Sheep sorrel also may be substituted for rhubarb in pie recipes. All you have to do is cook the sorrel leaves, combine them with the remaining recipe ingredients, and pour the resulting mixture into a pie shell. Then top with a layer of crust, pop the whole thing into the oven, and bake according to the recipe's directions.
Another sheep sorrel dish—puree—goes back many years. The dateless instructions I use say to  boil three pounds (quite a sackful!) of the leaves until tender,  drain them,  press the cooked foliage through a sieve (if you have a blender, simply whiz the leaves-with a little water, if necessary-until they're smooth),  pour the pureed greens into a saucepan containing two tablespoons of butter, and  simmer—while stirring—for 10 minutes. Finally, add more butter-or milk or cream—as desired, and salt and pepper to taste.
This fragile plant—held by some to be a descendant of the original shamrock—grows in shady areas alongside houses and fences, and can be recognized by its familiar triple-lobed, clover-shaped leaves. (Unlike clover, however, the lobes of wood sorrel's leaves are heart-shaped.) Most of the dozen species of Oxalis known as "wood sorrel" bear yellow flowers (see photo), while some have white blossoms and others have violet- or pink-petaled blooms. Regardless of the species, the pointed seedpods of wood sorrel are always good for a refreshing, lemony nibble on a hot summer day.
Wood sorrel (as you might expect from the name "sorrel", meaning "sour") is similar in taste to sheep sorrel . . . thus, you can replace one plant with the other in many recipes. However, because the wood sorrel's stem can be stiff and hard to chew—even after cooking—you'd be well advised to harvest only the leaves from Oxalis species.
You'll find that raw wood sorrel leaves add a delightful flavor to sandwiches, and that the shamrock-like foliage makes a decorative and tasty garnish.
You can use any of the plants described in this article—alone or mixed—as soup greens or the base for a puree. And it's no chore to store the wild edibles for year-round use: All you have to do is  blanch the greens by placing them in a small amount of boiling water for two minutes,  cool the foliage quickly in pre-chilled water, and  pack the victuals into airtight containers before  putting them in the freezer.
Give lamb's-quarters or redroot or purslane or curled dock or either of the sorrels described here a try. (Add an extra measure of nutrition to your meals and watch your grocery bill go down at the same time!) I think you'll find that it makes good sense to stop thinking of garden weeds as ornery pests and begin accepting them for what they (in many cases) really are: no-work, natural, free-for-the-pickin' food.

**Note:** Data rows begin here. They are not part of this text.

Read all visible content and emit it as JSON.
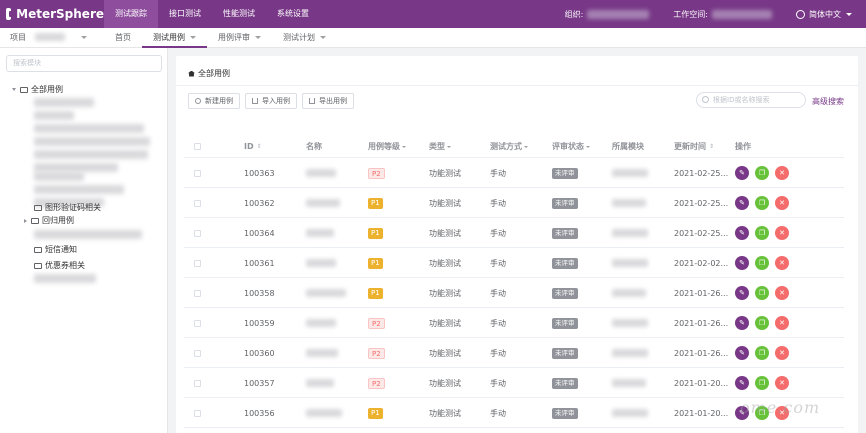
{
  "brand": {
    "name": "MeterSphere"
  },
  "topnav": [
    {
      "label": "测试跟踪",
      "active": true
    },
    {
      "label": "接口测试",
      "active": false
    },
    {
      "label": "性能测试",
      "active": false
    },
    {
      "label": "系统设置",
      "active": false
    }
  ],
  "header_right": {
    "org_label": "组织:",
    "workspace_label": "工作空间:",
    "language": "简体中文"
  },
  "subnav": {
    "project_label": "项目",
    "items": [
      {
        "label": "首页",
        "active": false,
        "caret": false
      },
      {
        "label": "测试用例",
        "active": true,
        "caret": true
      },
      {
        "label": "用例评审",
        "active": false,
        "caret": true
      },
      {
        "label": "测试计划",
        "active": false,
        "caret": true
      }
    ]
  },
  "sidebar": {
    "search_placeholder": "搜索模块",
    "root": "全部用例",
    "nodes": [
      {
        "label": "图形验证码相关",
        "expandable": false
      },
      {
        "label": "回归用例",
        "expandable": true
      },
      {
        "label": "短信通知",
        "expandable": false
      },
      {
        "label": "优惠券相关",
        "expandable": false
      }
    ]
  },
  "main": {
    "breadcrumb": "全部用例",
    "buttons": {
      "create": "新建用例",
      "import": "导入用例",
      "export": "导出用例"
    },
    "search_placeholder": "根据ID或名称搜索",
    "advanced_search": "高级搜索",
    "columns": {
      "id": "ID",
      "name": "名称",
      "priority": "用例等级",
      "type": "类型",
      "method": "测试方式",
      "review": "评审状态",
      "module": "所属模块",
      "updated": "更新时间",
      "ops": "操作"
    },
    "rows": [
      {
        "id": "100363",
        "priority": "P2",
        "type": "功能测试",
        "method": "手动",
        "review": "未评审",
        "updated": "2021-02-25..."
      },
      {
        "id": "100362",
        "priority": "P1",
        "type": "功能测试",
        "method": "手动",
        "review": "未评审",
        "updated": "2021-02-25..."
      },
      {
        "id": "100364",
        "priority": "P1",
        "type": "功能测试",
        "method": "手动",
        "review": "未评审",
        "updated": "2021-02-25..."
      },
      {
        "id": "100361",
        "priority": "P1",
        "type": "功能测试",
        "method": "手动",
        "review": "未评审",
        "updated": "2021-02-02..."
      },
      {
        "id": "100358",
        "priority": "P1",
        "type": "功能测试",
        "method": "手动",
        "review": "未评审",
        "updated": "2021-01-26..."
      },
      {
        "id": "100359",
        "priority": "P2",
        "type": "功能测试",
        "method": "手动",
        "review": "未评审",
        "updated": "2021-01-26..."
      },
      {
        "id": "100360",
        "priority": "P2",
        "type": "功能测试",
        "method": "手动",
        "review": "未评审",
        "updated": "2021-01-26..."
      },
      {
        "id": "100357",
        "priority": "P2",
        "type": "功能测试",
        "method": "手动",
        "review": "未评审",
        "updated": "2021-01-20..."
      },
      {
        "id": "100356",
        "priority": "P1",
        "type": "功能测试",
        "method": "手动",
        "review": "未评审",
        "updated": "2021-01-20..."
      }
    ]
  },
  "colors": {
    "brand": "#783887",
    "p1": "#ecb22e",
    "p2": "#f56c6c",
    "copy": "#67c23a",
    "delete": "#f56c6c"
  }
}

 DON'T ever put a plant to your lips or tongue until you've positively identified—and determined the edibility of—the weed in question with the aid of a guidebook or an experienced forager. When in doubt, take the plant to your county agricultural agent for identification.
 DON'T depend on general rules of thumb (regarding color, shape, milky sap, etc.) to determine a plant's edibility or non-edibility.
 DON'T pick wild food from areas that might have been sprayed with herbicides, pesticides, or chemicals not meant for use on edible vegetables. (Hint: Wash whatever you eat before you eat it.) .
 DON'T forage too close to roadways, where lead from auto exhausts may have contaminated the soil to a dangerous extent. Consider a 25-foot separation between plant and highway to be a bare minimum, and try—if possible—for 50 to 100 feet of separation. (Similarly, don't forage in areas which are likely to contain pollution . . . such as near factories, chemical dumping grounds, or effluent-tainted waterways.)
 Finally, DON'T let the above warnings frighten you out of experimenting with wild foods. Instead, remember that if you [A] gather your foliage in a safe place and [B] positively identify your plants, there's nothing to fear. Become a weed stalker and you'll soon understand more about the natural world than just which plants are edible. What better way is there to become acquainted with Mother Nature, than to eat from her hand?